AB - AimsTo compare levels of diabetes distress in people with Type 2 diabetes treated in primary and secondary care and to examine demographic and clinical correlates that may explain potential differences in levels of distress between care settings.MethodsPeople with Type 2 diabetes from 24 primary care practices (n = 774) and three secondary care clinics (n = 526) completed the Problem Areas In Diabetes questionnaire. Data on HbA1c levels and diabetes complications were derived from medical charts. Hierarchical ordinal regression analysis was used to investigate which correlates could explain the potential differences in level of diabetes distress between care settings.ResultsDiabetes distress levels and the prevalence of elevated diabetes distress were considerably lower in the participants treated in primary care (mean (sd) total diabetes distress score 8 (11); 4% of participants with a Problem Areas In Diabetes score ≥ 40) than in secondary care (mean (sd) total diabetes distress score 23 (21); 19% of participants with a Problem Areas In Diabetes score ≥ 40, P < 0.001). In addition to care setting, the following variables were also independently related to diabetes distress: younger age, ethnic minority status, using insulin, having a higher HbA1c level, having a higher BMI and the presence of neuropathy. Other diabetes complications were not independently associated with diabetes distress.ConclusionsIn primary care, lower levels of diabetes distress were reported than in secondary care. The difference in diabetes distress between care settings can be largely, but not fully, explained by specific demographic and clinical characteristics.
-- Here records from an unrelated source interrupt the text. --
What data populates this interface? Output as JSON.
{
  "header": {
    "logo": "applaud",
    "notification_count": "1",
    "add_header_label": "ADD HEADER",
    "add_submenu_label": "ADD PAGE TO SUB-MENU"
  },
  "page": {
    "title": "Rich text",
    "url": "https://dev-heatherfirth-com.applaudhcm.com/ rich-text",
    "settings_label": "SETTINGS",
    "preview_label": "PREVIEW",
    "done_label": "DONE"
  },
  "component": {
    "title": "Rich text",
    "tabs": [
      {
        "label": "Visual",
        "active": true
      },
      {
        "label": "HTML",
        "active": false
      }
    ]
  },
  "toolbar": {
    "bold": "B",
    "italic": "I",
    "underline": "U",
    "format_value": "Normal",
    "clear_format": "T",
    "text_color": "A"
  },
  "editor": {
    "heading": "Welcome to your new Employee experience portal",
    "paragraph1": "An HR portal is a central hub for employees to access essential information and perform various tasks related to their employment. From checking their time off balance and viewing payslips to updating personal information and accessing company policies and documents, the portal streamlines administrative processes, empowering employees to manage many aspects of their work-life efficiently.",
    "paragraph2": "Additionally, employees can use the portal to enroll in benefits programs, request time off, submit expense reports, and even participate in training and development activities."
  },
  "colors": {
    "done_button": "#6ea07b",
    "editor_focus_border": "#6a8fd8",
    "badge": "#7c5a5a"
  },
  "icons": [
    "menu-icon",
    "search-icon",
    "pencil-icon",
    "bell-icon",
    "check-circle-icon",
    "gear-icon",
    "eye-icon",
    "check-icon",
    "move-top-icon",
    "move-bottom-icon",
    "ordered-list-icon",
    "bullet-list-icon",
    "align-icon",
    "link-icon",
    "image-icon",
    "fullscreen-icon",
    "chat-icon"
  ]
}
These results need to be interpreted with caution as they are based on two separate studies, but do call into question the need to screen for diabetes distress in people with Type 2 diabetes in primary care.

U2 - 10.1111/dme.12472

DO - 10.1111/dme.12472

M3 - Article

VL - 31

SP - 1252

EP - 1259

JO - Diabetic Medicine: Journal of the British Diabetic Association

JF - Diabetic Medicine: Journal of the British Diabetic Association

SN - 0742-3071

IS - 10

ER -